Clearly, the integrity of the ideas does not depend on the association of the researcher or the medium through which they are shared, but I must invest some time to overcome this personal mental bias. It is simply a very different exposure to terminology from what I’m used to, so I will have to change my mindset whilst encountering such terms in the field of AI safety. That is, I must take on a more sceptical as well as honest view, and be open to red-teaming the idea, instead of taking it at face value. Doing so may improve my overall research skills as well. 

Something else that I wasn't aware about previously is that this community really doesn't like anyone working on AI capabilities (that is, your regular AI research and industry applications e.g. creating new architectures, training models for novel tasks, etc.). You can read about the main reasons here (some of the points in this specific post are quite controversial and not everyone in the AIS community seem to fully agree on them as can be seen in the comments, but it's one of the best one-stop link in my opinion). I suppose the dislike is not nearly as strong for your run-of-the-mill AI startup than it is for the huge companies with more resources. However, non-AIS work is still seen as deterring from the most important problem at hand, and thus some distaste is still present.
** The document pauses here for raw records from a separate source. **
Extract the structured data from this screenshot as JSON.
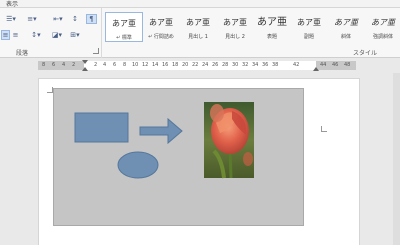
{
  "ribbon": {
    "tab_label": "表示",
    "paragraph_group_label": "段落",
    "styles_group_label": "スタイル",
    "styles": [
      {
        "sample": "あア亜",
        "name": "↵ 標準",
        "selected": true
      },
      {
        "sample": "あア亜",
        "name": "↵ 行間詰め",
        "selected": false
      },
      {
        "sample": "あア亜",
        "name": "見出し 1",
        "selected": false
      },
      {
        "sample": "あア亜",
        "name": "見出し 2",
        "selected": false
      },
      {
        "sample": "あア亜",
        "name": "表題",
        "selected": false
      },
      {
        "sample": "あア亜",
        "name": "副題",
        "selected": false
      },
      {
        "sample": "あア亜",
        "name": "斜体",
        "selected": false
      },
      {
        "sample": "あア亜",
        "name": "強調斜体",
        "selected": false
      }
    ]
  },
  "ruler": {
    "numbers": [
      "8",
      "6",
      "4",
      "2",
      "2",
      "4",
      "6",
      "8",
      "10",
      "12",
      "14",
      "16",
      "18",
      "20",
      "22",
      "24",
      "26",
      "28",
      "30",
      "32",
      "34",
      "36",
      "38",
      "42",
      "44",
      "46",
      "48"
    ]
  },
  "document": {
    "image_alt": "tulip-photo",
    "colors": {
      "canvas": "#c5c5c5",
      "shape_fill": "#6f8fb3",
      "shape_stroke": "#55779c"
    }
  }
}
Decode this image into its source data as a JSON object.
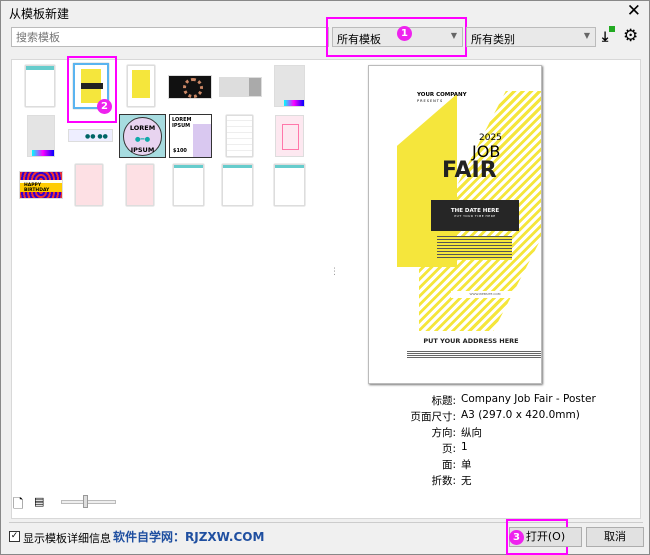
{
  "window": {
    "title": "从模板新建",
    "close": "✕"
  },
  "search": {
    "placeholder": "搜索模板"
  },
  "filters": {
    "templates": "所有模板",
    "categories": "所有类别",
    "badge1": "1"
  },
  "grid": {
    "badge2": "2",
    "lorem": "LOREM",
    "ipsum": "IPSUM",
    "lorem_ipsum": "LOREM IPSUM",
    "price": "$100",
    "birthday": "HAPPY BIRTHDAY"
  },
  "preview": {
    "company": "YOUR COMPANY",
    "presents": "PRESENTS",
    "year": "2025",
    "job": "JOB",
    "fair": "FAIR",
    "date": "THE DATE HERE",
    "time": "PUT YOUR TIME HERE",
    "website": "WWW.WEBSITE.COM",
    "address": "PUT YOUR ADDRESS HERE"
  },
  "details": [
    {
      "label": "标题:",
      "value": "Company Job Fair - Poster"
    },
    {
      "label": "页面尺寸:",
      "value": "A3 (297.0 x 420.0mm)"
    },
    {
      "label": "方向:",
      "value": "纵向"
    },
    {
      "label": "页:",
      "value": "1"
    },
    {
      "label": "面:",
      "value": "单"
    },
    {
      "label": "折数:",
      "value": "无"
    }
  ],
  "footer": {
    "show_details": "显示模板详细信息",
    "checked": true,
    "watermark": "软件自学网：RJZXW.COM",
    "open": "打开(O)",
    "cancel": "取消",
    "badge3": "3"
  },
  "colors": {
    "highlight": "#ff00ff",
    "accent_yellow": "#f5e63c",
    "watermark": "#1f4fa0"
  }
}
In conclusion, I would recommend you to attend such an event if you are interested in figuring out whether AI Safety is for you. Such an event also benefits anyone looking for connections and collaborators, or simply getting up to speed with what is going on in AIS. Be prepared for some intense philosophical and technical conversations - they may be both very rewarding as well as draining.
 

New to LessWrong?

New Comment